An alliance diplomat said nine countries had indicated in closed-door talks they could increase personnel levels next year but said the numbers involved were limited.

“It is small numbers but politically significant,” he said.

Van Middelkoop confirmed that non-NATO Georgia had offered to send 200 troops to Uruzgan. Other nations cited as offering personnel included NATO membership hopefuls Albania and Croatia. The Czech Republic and Slovakia announced ahead of the meeting that they would add a total of some 160 troops.

U.S. Defence Secretary Robert Gates, who before the meeting accused allies of leaving gaps in the NATO force by not fulfilling pledges of troops and equipment, voiced tempered optimism.

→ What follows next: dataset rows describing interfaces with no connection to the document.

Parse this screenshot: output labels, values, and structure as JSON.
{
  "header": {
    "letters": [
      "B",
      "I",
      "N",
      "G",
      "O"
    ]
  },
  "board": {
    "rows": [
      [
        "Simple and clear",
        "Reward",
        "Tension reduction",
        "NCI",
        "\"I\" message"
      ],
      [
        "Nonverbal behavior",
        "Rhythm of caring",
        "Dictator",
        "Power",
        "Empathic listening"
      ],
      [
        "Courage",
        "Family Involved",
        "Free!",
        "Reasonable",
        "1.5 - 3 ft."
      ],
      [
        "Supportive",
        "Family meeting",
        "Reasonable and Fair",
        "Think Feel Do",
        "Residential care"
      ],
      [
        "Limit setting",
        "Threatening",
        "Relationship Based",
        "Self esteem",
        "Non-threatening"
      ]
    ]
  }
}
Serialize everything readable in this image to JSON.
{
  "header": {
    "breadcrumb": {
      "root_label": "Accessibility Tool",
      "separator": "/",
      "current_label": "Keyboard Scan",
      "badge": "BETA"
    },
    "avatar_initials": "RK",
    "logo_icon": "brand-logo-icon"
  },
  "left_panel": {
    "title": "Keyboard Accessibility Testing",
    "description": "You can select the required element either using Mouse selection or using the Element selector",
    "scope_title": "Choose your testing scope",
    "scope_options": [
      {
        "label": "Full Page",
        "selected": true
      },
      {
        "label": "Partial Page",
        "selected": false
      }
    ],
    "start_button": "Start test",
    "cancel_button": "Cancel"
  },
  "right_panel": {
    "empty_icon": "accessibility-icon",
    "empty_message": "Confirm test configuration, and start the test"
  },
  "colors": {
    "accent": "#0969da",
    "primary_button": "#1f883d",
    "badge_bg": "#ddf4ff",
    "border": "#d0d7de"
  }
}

“I wouldn’t say I’m satisfied but I would say that today was considerably more positive day than I anticipated,” he said.

Pentagon press secretary Geoff Morrell noted of an estimated 10 percent shortfall in NATO resources in Afghanistan: “There is still a long way to go.”

The Dutch government hopes the meeting on home soil will help convince a sceptical public of the need for the mission. It is one of a handful of nations including Canada and Britain in the thick of fighting in southern Afghanistan.

A Dutch decision is due next month and could involve cutting its presence rather than a full withdrawal if other nations come forward. The step could influence Canada’s decision on renewing a mandate for its 1,700-strong force in early 2009.

NATO wants to train up the Afghan national army to about double its current strength of some 35,000 in the next few years as part of a goal for Afghan troops to take over the brunt of frontline fighting by around 2010.

It currently has around 36 teams of between 10-50 trainers embedded with Afghan units but is looking to double that.

Additional reporting by Gilbert Kreijger, Ilona Wissenbach and Yves Clarisse